Effective stakeholder engagement is imperative for sustainable SCF. This involves fostering open communication with suppliers, buyers, financiers, regulators, NGOs, and consumers. Stakeholder engagement enables providers to gain a profound understanding of data requirements, preferences, and expectations. Moreover, it compels suppliers to adhere to consistent and transparent ESG data disclosure and reporting practices, ultimately enhancing data credibility and quality.
In a hypothetical yet practical example, take the case of a global technology company that collaborated with its suppliers to enhance ESG data quality and transparency. Through open dialogue, they gained valuable insights into their suppliers’ sustainability practices and challenges.

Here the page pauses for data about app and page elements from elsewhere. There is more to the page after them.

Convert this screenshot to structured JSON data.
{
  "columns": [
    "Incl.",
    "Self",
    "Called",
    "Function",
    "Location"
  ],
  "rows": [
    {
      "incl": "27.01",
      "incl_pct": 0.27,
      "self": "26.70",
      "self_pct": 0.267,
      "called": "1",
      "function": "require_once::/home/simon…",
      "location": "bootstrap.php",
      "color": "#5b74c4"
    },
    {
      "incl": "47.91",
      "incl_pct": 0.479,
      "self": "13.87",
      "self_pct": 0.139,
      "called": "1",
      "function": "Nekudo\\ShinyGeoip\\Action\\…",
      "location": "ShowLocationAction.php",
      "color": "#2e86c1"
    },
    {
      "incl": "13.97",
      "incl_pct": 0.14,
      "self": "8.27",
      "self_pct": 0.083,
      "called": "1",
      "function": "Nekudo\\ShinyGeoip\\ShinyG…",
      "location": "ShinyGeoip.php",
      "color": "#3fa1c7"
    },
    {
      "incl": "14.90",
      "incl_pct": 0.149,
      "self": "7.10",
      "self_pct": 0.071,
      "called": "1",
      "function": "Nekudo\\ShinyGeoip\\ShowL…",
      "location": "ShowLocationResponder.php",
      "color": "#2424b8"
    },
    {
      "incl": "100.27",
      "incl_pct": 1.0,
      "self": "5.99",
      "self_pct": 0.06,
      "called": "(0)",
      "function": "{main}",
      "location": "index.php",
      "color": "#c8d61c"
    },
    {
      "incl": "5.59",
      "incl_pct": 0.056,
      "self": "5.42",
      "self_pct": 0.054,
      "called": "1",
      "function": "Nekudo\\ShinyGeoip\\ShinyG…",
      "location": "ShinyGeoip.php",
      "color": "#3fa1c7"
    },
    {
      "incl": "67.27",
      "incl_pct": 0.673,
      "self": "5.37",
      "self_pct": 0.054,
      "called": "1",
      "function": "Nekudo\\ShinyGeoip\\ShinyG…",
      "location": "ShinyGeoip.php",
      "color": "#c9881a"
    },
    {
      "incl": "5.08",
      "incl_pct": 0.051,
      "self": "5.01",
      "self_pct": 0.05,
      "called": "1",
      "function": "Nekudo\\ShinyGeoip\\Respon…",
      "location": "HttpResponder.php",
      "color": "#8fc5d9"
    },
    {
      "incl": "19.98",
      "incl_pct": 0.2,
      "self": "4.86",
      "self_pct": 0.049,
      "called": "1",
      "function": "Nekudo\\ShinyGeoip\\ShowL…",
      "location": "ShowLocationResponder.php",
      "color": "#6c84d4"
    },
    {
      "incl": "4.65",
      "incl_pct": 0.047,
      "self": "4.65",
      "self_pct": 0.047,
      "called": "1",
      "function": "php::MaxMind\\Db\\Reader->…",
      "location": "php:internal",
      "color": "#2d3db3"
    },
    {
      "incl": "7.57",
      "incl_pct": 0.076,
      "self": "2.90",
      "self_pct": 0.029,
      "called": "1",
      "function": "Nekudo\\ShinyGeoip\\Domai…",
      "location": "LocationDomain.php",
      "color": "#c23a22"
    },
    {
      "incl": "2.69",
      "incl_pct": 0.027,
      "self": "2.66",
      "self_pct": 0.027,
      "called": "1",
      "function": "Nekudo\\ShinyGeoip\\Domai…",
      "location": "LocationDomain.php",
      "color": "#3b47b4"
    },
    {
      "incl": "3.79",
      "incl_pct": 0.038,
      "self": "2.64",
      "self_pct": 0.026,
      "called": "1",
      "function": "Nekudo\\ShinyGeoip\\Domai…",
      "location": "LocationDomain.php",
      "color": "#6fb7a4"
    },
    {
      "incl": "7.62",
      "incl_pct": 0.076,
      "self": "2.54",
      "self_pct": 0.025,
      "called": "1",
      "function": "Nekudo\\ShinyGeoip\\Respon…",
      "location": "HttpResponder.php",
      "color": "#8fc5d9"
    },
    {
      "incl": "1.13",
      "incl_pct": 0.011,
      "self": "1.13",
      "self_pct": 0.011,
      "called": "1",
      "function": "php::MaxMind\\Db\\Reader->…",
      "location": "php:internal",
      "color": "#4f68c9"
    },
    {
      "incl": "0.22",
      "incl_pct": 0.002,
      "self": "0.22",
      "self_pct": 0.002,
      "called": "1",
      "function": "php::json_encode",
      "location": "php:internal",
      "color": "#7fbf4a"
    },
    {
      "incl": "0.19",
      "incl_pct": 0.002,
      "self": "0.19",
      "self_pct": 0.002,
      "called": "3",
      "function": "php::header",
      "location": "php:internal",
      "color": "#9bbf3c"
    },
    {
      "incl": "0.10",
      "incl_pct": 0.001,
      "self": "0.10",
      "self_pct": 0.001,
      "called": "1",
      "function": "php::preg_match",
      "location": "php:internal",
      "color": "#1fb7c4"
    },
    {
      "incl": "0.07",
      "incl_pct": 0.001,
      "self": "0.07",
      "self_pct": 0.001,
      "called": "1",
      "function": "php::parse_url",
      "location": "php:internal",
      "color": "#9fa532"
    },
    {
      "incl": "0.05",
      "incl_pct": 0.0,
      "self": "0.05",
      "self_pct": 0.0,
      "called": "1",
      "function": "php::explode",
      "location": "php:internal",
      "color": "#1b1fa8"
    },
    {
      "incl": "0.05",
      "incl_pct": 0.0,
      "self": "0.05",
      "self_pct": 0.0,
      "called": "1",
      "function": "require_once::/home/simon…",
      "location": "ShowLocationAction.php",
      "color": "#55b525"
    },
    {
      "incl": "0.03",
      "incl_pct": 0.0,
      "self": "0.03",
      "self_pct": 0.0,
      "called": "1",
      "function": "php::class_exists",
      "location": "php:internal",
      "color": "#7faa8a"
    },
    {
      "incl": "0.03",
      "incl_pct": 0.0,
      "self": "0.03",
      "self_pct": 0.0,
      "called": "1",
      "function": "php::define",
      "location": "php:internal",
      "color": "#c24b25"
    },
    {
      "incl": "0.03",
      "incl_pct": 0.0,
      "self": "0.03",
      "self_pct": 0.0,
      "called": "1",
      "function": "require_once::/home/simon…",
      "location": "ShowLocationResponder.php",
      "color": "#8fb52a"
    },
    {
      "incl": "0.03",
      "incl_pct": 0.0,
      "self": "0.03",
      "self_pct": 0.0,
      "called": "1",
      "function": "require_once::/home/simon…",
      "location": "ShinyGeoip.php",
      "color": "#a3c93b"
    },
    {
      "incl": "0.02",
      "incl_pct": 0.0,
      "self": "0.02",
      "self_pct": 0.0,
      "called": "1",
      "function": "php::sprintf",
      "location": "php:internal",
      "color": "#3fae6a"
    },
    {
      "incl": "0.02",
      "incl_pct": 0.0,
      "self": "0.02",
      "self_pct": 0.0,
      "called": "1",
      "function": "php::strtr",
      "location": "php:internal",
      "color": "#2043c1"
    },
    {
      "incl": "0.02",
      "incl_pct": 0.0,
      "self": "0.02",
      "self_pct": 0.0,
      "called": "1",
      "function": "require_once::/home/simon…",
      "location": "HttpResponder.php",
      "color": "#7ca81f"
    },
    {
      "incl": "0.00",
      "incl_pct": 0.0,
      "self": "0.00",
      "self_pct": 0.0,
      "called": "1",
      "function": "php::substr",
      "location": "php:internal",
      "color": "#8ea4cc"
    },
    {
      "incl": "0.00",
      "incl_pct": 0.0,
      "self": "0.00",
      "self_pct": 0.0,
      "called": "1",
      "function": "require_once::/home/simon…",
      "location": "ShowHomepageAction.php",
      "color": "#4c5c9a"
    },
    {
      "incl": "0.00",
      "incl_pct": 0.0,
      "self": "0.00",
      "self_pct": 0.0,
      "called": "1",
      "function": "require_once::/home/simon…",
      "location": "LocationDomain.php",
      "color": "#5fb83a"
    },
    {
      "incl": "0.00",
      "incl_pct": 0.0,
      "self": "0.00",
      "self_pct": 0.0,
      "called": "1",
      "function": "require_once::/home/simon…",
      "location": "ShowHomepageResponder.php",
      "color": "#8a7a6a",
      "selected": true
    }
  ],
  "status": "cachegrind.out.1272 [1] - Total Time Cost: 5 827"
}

Open Dialogue: The technology company initiated open and constructive dialogues with its suppliers. This involved regular meetings, surveys, and feedback sessions to understand the sustainability practices and challenges faced by the suppliers.
Information Sharing: The company encouraged its suppliers to share data related to their environmental, social, and governance practices. This information included metrics on energy efficiency, waste management, labor conditions, and more.
Training and Support: The technology company provided training and support to suppliers, helping them understand the importance of ESG data and how to accurately collect and report it.
Data Variability: One of the challenges faced in this engagement was the variability in the quality and consistency of ESG data across suppliers. Different suppliers used different measurement methods, making it challenging to benchmark and compare their performance.
Resistance to Change: Some suppliers were initially resistant to the idea of increased transparency and data sharing. It took time to build trust and convince them of the benefits of sustainable practices and transparent reporting.
Resource Constraints: Smaller suppliers, in particular, faced resource constraints in collecting and reporting ESG data. The technology company had to provide support and resources to help these suppliers comply with the reporting requirements.
Thus, this engagement led to the development of a standardized ESG data reporting framework, ensuring consistent and transparent data disclosure. As a result, both the technology company and its suppliers benefited from improved ESG performance, trust, and accountability.
Specialized ESG Data Providers as Allies
Ensuring the veracity and reliability of ESG data has led sustainable SCF providers to form strategic partnerships with specialized ESG data providers. For instance, a leading financial institution partnered with a specialized ESG data provider that leveraged cutting-edge AI and machine learning algorithms to analyze ESG performance data in the automotive industry. This partnership allowed for real-time data analysis, benchmarking ESG performance against industry peers, and identifying areas for improvement. The result was a more accurate and actionable ESG data set, providing valuable insights for the financial institution’s decision-making and enhancing their supply chain’s overall sustainability.
Thus, sustainable supply chain finance is not just a financial tool; it’s a strategic avenue that fosters environmental and social sustainability while preserving financial integrity. The role of data in this journey is undeniably central. As corporates and financial institutions address the challenges associated with data collection, standardization, and verification, they unlock the full potential of sustainable SCF. Data becomes the vehicle for steering supply chains towards a brighter and more resilient future, solidifying the integration of ESG principles into every facet of the supply chain’s existence.